Understandably, one of Justin’s biggest frustrations that designers of well-received new products – such as the 2010 LaCrosse – is that in spite of all of the excellent new vehicles coming from GM, there are still plenty of duds in the lineup that just have to work their way to the end of their life cycles. For every new CTS in the lineup, there’s a DTS or STS. For every 2010 LaCrosse, there’s a Lucerne (which, by the way, breaks the now-gospel Buick design rule that all cars should have the sweep spear). For every Malibu, there’s a Cobalt or Aveo. Eventually, these less-competitive products will go away, but in the meantime, will the new products build enough momentum to carry the company to see the full lineup turnover that it pretty desperately needs? It’s such a catch-22, because the old products are funding development of the new products, but if the old products sell too slowly, the new products won’t get the funding they need, and can be delayed or canceled.

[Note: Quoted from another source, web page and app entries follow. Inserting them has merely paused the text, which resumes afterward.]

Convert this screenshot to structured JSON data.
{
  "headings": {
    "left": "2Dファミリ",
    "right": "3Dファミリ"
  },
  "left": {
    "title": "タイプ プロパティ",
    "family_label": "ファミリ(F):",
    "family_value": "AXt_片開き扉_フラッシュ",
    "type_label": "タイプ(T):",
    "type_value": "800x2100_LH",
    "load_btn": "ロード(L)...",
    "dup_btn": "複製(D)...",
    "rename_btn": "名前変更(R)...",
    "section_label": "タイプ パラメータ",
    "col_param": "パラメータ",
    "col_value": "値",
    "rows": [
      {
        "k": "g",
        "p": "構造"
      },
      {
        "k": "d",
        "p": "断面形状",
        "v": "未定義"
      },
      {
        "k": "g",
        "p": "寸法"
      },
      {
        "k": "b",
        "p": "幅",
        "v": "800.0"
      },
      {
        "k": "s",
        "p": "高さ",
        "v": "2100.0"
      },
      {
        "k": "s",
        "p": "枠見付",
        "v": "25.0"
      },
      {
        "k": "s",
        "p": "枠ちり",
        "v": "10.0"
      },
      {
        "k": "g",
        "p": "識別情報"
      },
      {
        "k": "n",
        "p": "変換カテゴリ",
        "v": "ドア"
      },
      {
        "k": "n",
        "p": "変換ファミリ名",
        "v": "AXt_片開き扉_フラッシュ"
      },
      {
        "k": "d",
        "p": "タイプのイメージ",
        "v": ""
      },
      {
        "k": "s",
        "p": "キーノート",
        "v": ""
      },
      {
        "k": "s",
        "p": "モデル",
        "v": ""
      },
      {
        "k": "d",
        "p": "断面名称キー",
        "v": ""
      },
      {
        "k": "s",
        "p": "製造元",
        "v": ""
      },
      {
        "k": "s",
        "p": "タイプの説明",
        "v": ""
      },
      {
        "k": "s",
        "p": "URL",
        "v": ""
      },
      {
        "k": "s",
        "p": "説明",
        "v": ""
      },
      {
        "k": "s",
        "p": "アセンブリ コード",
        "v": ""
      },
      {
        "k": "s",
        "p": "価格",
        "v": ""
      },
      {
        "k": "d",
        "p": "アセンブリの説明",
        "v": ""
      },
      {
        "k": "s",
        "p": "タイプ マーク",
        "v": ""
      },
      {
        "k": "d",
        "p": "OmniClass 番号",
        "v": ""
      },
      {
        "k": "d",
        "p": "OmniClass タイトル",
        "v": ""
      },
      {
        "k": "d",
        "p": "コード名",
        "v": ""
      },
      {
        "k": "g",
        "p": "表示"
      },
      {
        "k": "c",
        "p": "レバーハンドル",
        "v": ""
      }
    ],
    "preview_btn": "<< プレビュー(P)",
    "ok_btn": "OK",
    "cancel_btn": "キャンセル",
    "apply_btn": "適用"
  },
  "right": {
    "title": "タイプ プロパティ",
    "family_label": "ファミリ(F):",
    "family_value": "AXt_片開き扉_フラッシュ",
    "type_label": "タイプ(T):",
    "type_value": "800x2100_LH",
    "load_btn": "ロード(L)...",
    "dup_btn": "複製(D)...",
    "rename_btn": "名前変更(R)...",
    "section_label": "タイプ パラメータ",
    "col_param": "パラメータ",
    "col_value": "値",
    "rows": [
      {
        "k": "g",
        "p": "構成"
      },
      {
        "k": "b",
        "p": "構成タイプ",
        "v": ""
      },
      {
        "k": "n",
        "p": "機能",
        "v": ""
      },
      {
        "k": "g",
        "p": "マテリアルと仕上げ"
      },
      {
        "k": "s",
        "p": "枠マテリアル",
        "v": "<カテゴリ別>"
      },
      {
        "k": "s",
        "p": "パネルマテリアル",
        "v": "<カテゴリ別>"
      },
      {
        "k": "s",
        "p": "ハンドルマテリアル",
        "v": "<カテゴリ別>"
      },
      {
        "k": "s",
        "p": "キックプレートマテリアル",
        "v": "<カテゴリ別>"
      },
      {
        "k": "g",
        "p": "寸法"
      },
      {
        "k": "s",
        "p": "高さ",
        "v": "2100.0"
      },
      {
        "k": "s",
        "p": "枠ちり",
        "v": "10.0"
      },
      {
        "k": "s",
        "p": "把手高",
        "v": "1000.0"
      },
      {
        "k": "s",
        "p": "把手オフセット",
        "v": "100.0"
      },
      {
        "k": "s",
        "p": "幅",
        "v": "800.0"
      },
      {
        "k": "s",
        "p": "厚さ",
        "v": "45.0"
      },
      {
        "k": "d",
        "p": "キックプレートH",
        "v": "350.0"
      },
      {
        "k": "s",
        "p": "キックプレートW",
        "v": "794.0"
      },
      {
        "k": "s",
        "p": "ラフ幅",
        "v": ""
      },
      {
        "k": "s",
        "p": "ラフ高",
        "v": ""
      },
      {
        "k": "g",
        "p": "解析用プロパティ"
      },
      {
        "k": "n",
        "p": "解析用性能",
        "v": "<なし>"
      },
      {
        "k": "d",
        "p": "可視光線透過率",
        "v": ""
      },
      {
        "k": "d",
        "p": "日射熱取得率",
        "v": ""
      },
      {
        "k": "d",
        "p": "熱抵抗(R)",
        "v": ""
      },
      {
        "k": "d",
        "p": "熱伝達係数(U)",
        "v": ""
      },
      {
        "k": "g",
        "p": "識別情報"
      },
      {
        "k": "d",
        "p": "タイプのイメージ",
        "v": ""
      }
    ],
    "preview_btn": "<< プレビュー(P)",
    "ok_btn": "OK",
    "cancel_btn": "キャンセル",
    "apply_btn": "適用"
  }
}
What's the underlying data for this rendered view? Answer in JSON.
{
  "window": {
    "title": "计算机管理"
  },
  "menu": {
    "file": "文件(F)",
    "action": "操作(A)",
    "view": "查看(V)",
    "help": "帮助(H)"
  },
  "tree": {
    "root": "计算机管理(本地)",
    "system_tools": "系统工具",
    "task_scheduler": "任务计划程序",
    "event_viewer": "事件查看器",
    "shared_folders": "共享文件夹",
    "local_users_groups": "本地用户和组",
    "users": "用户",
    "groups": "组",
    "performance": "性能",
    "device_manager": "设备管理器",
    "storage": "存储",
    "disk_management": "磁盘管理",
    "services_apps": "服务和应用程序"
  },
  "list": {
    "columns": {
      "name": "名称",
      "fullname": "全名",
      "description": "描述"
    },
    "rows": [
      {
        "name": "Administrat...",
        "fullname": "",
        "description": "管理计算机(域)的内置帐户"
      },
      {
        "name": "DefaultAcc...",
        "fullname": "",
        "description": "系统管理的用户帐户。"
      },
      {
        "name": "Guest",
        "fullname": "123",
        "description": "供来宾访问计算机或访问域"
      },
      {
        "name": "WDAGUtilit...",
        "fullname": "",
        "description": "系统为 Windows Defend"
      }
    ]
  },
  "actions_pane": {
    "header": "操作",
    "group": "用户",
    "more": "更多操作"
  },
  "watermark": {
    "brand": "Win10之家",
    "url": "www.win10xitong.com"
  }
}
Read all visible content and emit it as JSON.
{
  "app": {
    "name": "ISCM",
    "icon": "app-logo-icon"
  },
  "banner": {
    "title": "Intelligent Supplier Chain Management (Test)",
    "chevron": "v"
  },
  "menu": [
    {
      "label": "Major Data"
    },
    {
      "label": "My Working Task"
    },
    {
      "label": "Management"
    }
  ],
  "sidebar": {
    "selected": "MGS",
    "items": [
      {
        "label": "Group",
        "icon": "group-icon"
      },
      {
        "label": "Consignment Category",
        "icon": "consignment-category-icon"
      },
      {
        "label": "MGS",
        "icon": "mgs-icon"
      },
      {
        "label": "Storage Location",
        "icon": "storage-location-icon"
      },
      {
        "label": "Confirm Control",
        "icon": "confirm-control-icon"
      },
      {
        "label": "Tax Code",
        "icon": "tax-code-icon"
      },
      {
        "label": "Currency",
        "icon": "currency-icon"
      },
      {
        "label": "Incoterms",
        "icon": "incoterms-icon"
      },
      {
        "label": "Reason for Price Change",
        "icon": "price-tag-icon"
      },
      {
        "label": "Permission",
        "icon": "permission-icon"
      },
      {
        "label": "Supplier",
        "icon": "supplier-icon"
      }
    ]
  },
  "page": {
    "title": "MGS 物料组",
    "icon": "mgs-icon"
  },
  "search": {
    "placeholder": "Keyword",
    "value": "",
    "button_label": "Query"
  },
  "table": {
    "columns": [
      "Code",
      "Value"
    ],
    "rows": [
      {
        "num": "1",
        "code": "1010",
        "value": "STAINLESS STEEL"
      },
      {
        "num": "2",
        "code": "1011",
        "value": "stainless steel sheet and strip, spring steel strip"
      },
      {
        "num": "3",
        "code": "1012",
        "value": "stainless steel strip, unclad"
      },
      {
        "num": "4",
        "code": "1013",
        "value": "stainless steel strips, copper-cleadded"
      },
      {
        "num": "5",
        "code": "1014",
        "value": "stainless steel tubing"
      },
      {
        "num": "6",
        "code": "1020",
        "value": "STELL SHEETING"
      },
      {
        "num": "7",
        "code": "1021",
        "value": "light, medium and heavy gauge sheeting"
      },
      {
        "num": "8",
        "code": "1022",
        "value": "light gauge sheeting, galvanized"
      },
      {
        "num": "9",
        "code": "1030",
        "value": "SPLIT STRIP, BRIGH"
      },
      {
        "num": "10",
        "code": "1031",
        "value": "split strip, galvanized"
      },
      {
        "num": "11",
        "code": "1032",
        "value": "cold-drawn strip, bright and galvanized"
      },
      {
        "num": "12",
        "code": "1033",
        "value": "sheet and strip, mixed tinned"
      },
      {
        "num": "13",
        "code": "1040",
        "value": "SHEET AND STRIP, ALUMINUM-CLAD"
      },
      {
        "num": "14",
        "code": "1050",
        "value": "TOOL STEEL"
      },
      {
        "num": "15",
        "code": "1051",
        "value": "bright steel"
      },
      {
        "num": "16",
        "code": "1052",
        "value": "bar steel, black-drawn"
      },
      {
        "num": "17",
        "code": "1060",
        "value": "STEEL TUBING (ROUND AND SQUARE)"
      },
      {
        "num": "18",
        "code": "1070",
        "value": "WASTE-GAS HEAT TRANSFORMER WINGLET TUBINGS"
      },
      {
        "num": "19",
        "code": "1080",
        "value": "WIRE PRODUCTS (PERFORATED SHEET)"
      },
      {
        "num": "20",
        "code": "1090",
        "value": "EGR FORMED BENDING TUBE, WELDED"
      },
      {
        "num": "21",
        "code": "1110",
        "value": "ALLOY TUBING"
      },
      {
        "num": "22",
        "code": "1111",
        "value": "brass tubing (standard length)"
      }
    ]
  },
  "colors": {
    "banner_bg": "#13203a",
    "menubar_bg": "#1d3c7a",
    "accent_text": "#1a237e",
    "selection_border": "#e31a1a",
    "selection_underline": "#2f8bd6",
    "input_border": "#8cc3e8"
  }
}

Knowing that talented car guys like Justin Thompson are being given a free hand to build a better Buick makes me more optimistic for the brand’s future, and indeed GM’s future, than I was a week ago. The company is doing nearly all of the right things with its products, and the fact that it greenlighted a Buick that a young Australian penned – and doesn’t look like anything Buick has ever built before (the three main styling cues notwithstanding) – makes me think that perhaps the decision making hierarchy at General Motors might be finally making the right decision, as opposed to just an inoffensive consensus.